Relapse occurred in 3 patients in the ASCT group vs 24 in the WBRT group (hazard ratio = 0.13, P < .001). Among patients with relapse after WBRT, 8 remained alive and disease-free after salvage treatment at last follow-up, including 7 of 13 patients who received ASCT at relapse.
Overall survival at 8 years after random assignment was 69% (95% CI = 57%–85%) in the ASCT group vs 65% (95% CI = 52%–81%) in the WBRT group (P = .90). A total of five patients died from ASCT-related toxicity, and four died from WBRT-related toxicity.
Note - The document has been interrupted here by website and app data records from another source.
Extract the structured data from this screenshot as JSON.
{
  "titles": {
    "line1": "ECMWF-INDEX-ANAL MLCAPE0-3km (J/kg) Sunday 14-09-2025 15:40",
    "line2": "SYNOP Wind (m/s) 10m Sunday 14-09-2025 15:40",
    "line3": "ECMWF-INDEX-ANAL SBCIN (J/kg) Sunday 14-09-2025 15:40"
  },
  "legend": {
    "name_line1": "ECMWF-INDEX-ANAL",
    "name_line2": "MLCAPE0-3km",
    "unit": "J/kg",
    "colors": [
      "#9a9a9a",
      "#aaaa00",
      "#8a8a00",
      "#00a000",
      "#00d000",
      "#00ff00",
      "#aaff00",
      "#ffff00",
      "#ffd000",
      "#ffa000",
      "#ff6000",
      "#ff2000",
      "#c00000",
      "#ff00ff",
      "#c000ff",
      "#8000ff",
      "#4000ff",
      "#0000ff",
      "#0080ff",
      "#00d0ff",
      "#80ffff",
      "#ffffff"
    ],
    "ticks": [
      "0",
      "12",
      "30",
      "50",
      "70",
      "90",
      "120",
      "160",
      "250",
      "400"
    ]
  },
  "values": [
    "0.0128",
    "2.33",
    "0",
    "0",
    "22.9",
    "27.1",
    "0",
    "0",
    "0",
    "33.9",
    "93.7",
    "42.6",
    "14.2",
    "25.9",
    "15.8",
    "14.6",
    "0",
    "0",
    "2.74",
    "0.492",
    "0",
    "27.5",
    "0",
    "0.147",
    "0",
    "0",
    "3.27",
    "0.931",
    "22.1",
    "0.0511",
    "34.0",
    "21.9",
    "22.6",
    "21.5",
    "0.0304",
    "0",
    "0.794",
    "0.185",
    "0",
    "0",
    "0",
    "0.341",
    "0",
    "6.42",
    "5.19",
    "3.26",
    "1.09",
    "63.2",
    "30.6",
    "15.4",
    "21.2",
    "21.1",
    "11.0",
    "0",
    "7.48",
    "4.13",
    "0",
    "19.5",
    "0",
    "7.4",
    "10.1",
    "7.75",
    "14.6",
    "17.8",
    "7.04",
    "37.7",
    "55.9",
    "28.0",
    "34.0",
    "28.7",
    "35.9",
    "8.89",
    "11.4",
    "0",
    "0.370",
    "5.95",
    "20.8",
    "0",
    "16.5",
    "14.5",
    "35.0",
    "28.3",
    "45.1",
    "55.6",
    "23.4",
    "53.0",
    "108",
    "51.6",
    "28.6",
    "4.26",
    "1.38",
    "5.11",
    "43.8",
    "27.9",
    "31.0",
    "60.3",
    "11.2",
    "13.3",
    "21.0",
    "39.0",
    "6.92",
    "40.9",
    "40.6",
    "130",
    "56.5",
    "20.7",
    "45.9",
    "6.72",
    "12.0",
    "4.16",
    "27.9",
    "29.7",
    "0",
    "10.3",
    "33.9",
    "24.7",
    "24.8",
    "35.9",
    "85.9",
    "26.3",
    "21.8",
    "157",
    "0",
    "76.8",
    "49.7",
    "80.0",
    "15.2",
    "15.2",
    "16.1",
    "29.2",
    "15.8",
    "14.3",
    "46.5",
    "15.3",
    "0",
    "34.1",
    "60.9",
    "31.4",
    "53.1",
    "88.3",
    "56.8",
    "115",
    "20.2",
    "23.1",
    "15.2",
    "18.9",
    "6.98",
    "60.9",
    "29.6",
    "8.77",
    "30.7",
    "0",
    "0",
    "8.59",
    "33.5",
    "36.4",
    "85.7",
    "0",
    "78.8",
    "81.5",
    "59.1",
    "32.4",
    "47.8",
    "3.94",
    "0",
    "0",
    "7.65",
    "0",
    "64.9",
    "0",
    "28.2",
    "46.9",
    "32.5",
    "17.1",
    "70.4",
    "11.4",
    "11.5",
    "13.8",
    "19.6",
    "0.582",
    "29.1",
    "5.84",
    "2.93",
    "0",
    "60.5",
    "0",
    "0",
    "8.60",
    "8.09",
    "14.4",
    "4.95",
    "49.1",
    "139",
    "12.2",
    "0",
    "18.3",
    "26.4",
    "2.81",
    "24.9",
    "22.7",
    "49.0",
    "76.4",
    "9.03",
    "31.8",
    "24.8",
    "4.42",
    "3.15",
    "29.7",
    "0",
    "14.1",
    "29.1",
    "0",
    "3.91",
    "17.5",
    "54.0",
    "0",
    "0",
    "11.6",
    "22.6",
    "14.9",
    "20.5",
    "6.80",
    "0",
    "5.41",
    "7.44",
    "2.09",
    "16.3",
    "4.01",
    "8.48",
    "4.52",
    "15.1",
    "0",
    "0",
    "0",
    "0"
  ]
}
Compared with the ASCT group, more patients in the WBRT group had significant deteriorations in balance (52% vs 10%, P = .001) and neurocognition (64% vs 13%, P < .001) during follow-up.
The investigators concluded, “This study shows that 40 Gy WBRT should be avoided in first-line treatment because of its neurotoxicity and suboptimal efficacy in reducing relapses, while ASCT appears to be highly efficient in preventing relapses.”
Carole Soussain, MD, PhD, of Institut Curie, Site Saint-Cloud, Saint-Cloud, is the corresponding author for the Journal of Clinical Oncology article.
Disclosure: The trial was an investigator-initiated study primarily funded by a French government grant. Roche, Amgen, and Pierre Fabre provided additional financial support. For full disclosures of the study authors, visit ascopubs.org.The content in this post has not been reviewed by the American Society of Clinical Oncology, Inc. (ASCO®) and does not necessarily reflect the ideas and opinions of ASCO®.